Understanding the euthanasia process
For most Americans, pets are an integral part of the family. The idea of seeing them pass away is very painful and the moments spent discussing the subject and options appear through a blur of tears. Discussing the different options with a veterinarian is important so that you and your family can make your decision in your own time, at your own pace. Deciding whether or not to euthanize your beloved pet is a difficult decision based on your pet’s personality, your personal beliefs and your pet’s condition and level of pain. Our trained medical staff is here to help guide you and your family to make these decisions based on the quality-of-life of your pet.
YOUR friend CAN NEVER BE REPLACED, BUT
WILL always BE REMEMBERED
The In-Hospital Euthanasia
If you choose the path of taking your pet to our clinic for euthanasia, we are trained to make the experience as comfortable as possible. First, we try to schedule an appointment time when it is likely to be more quiet, perhaps at the beginning or at the end of the day. If not already completed, we will require an examination to determine your pet is a candidate for euthanasia. After the consultation, you will be asked whether or not you want to stay with your pet for the euthanasia. This is an important point to consider based on your emotional needs.

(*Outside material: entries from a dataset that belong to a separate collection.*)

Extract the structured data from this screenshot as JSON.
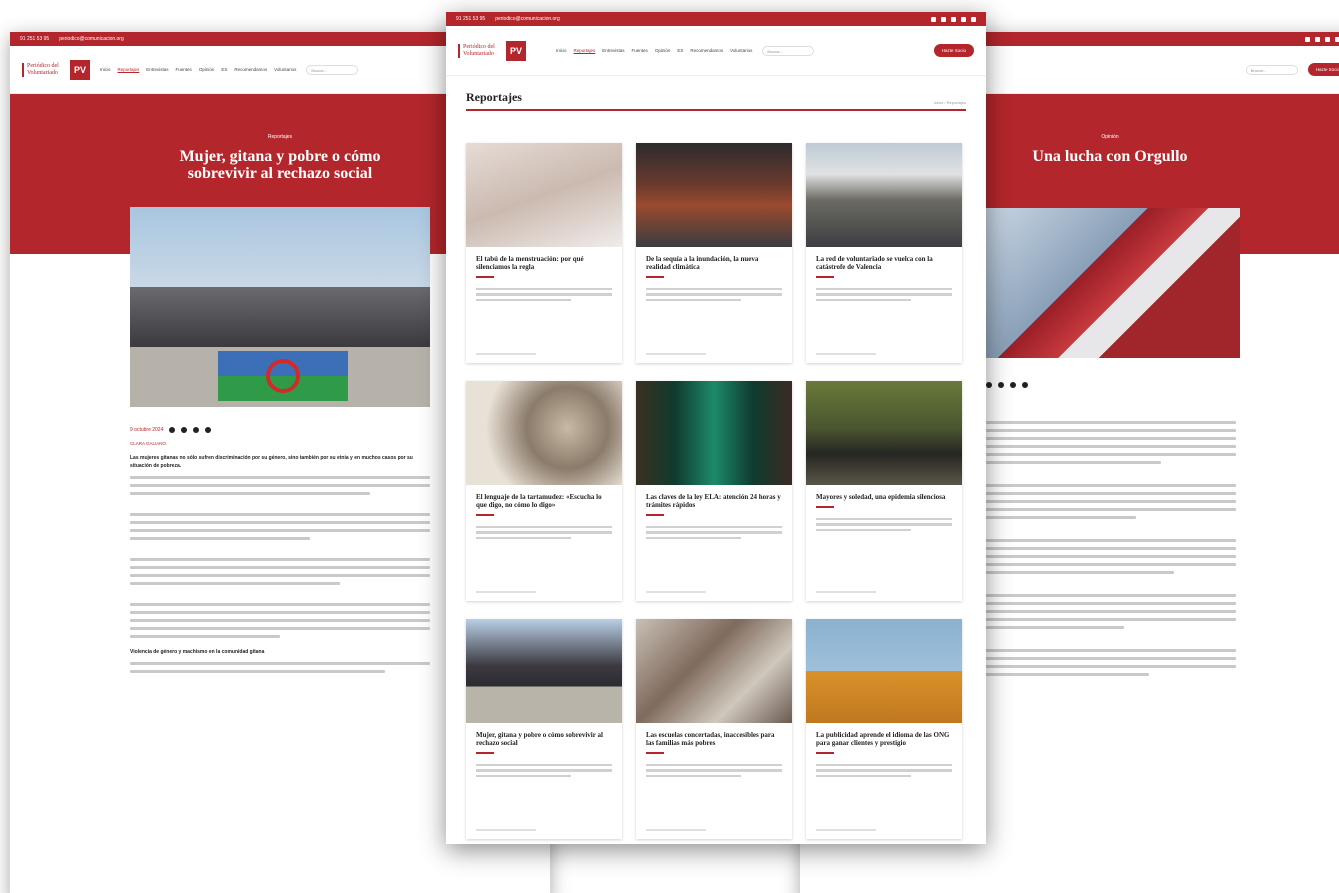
{
  "site": {
    "phone": "91 251 53 95",
    "email": "periodico@comunicacion.org",
    "logo_text": "Periódico del Voluntariado",
    "logo_badge": "PV",
    "nav": [
      "Inicio",
      "Reportajes",
      "Entrevistas",
      "Fuentes",
      "Opinión",
      "ES",
      "Recomendamos",
      "Voluntarios"
    ],
    "active_nav": "Reportajes",
    "search_placeholder": "Buscar...",
    "cta": "Hazte Socio"
  },
  "left_article": {
    "category": "Reportajes",
    "title": "Mujer, gitana y pobre o cómo sobrevivir al rechazo social",
    "date": "9 octubre 2024",
    "author": "CLARA GALIANO",
    "lead_bold": "Las mujeres gitanas no sólo sufren discriminación por su género, sino también por su etnia y en muchos casos por su situación de pobreza.",
    "subheading": "Violencia de género y machismo en la comunidad gitana"
  },
  "right_article": {
    "category": "Opinión",
    "title": "Una lucha con Orgullo"
  },
  "listing": {
    "title": "Reportajes",
    "breadcrumb": "Inicio / Reportajes",
    "cards": [
      {
        "title": "El tabú de la menstruación: por qué silenciamos la regla",
        "img": "cloth"
      },
      {
        "title": "De la sequía a la inundación, la nueva realidad climática",
        "img": "flood"
      },
      {
        "title": "La red de voluntariado se vuelca con la catástrofe de Valencia",
        "img": "street"
      },
      {
        "title": "El lenguaje de la tartamudez: «Escucha lo que digo, no cómo lo digo»",
        "img": "head"
      },
      {
        "title": "Las claves de la ley ELA: atención 24 horas y trámites rápidos",
        "img": "circuit"
      },
      {
        "title": "Mayores y soledad, una epidemia silenciosa",
        "img": "bench"
      },
      {
        "title": "Mujer, gitana y pobre o cómo sobrevivir al rechazo social",
        "img": "group"
      },
      {
        "title": "Las escuelas concertadas, inaccesibles para las familias más pobres",
        "img": "class"
      },
      {
        "title": "La publicidad aprende el idioma de las ONG para ganar clientes y prestigio",
        "img": "flag"
      }
    ]
  },
  "colors": {
    "brand": "#b3262b"
  }
}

The next steps are to ensure the comfort of your pet during the process. The medical staff will give your pet a sedative so they are comfortably resting or sleeping. This may take as little as a few minutes or up to 20 minutes depending on the drug used and the condition of your pet’s internal organs. We will then insert an IV catheter into your pet’s leg to provide secure access to the vein. It is only as painful as the prick of a needle can be. In circumstance an IV catheter cannot be placed, we may use a direct needle for the injection of the euthanasia solution. You will be given as much time as you wish prior to the final injection. Once you are ready, the doctor will administer the euthanasia solution into the IV catheter. It takes only a brief period for the euthanasia solution to take effect. This solution is basically an overdose of anesthesia and causes first complete unconsciousness and then the breathing and heart to stop. The euthanasia solution ensures a quick and painless passing for your beloved pet.

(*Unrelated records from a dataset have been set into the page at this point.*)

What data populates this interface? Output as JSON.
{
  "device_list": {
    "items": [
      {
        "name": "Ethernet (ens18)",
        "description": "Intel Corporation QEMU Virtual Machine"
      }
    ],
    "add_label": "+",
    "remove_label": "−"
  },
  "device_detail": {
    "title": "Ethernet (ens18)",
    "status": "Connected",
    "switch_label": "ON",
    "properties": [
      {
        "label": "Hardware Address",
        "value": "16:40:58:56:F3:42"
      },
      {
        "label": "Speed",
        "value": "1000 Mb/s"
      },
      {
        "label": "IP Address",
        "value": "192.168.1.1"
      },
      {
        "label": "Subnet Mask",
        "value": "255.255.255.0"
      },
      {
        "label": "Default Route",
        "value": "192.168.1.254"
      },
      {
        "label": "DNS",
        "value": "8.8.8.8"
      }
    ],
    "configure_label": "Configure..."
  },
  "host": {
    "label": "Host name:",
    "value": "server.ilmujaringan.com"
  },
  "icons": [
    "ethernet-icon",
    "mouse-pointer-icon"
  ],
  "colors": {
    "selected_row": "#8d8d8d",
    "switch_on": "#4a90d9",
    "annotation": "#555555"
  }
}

The doctor will listen carefully to your pet’s heart to ensure it has stopped before pronouncing him or her passed. After that, there is no danger of your pet waking up. This is a very common fear for pet owners. Have no worries, with the current products used today and the careful auscultation by the veterinarian after the injection, this cannot happen. Occasionally, some muscle twitches, a deep breath or passing of urine or feces might occur during or after euthanasia. This is energy leaving the body and should not be taken as a sign of pain or continued life. Another physical aspect to be aware of is that your pet’s eyes will likely not close after he or she has passed away.
The In-Home Euthanasia
Some people find this difficult and emotionally painful moment more comfortable when performed at their own home. Many clients have found it can be made a more comfortable and peaceful experience for your pet, you and your family. You and your family will also be able to grieve in the privacy of your own home.
The procedure for euthanasia is similar to what is described above in the section for in-hospital procedure. Opting for an in-home euthanasia does not mean that you are obligated to witness the entire procedure or any of it. You and your family may be present for all of the procedure, part of it or none. It is your choice. Regardless of whether or not you decide to be present is to know that your pet will be comfortable and happy.
Aftercare and Cremation
After you have had as much time as you need to say your goodbyes after the euthanasia, you will be asked what you will want to do with your beloved pet’s body. Options include communal cremation, private cremation, and burial. In communal cremation, your pet’s body is cremated together with other pets and the ashes are returned back into the earth. In private cremation, your pet is cremated individually, and the ashes will be returned to you in the urn of your choice. For burial, your pet’s body will be returned to you if you wish to bury in your yard (check your local ordinances for specific regulations). For burial, your pet's body may also be placed at a pet cemetery.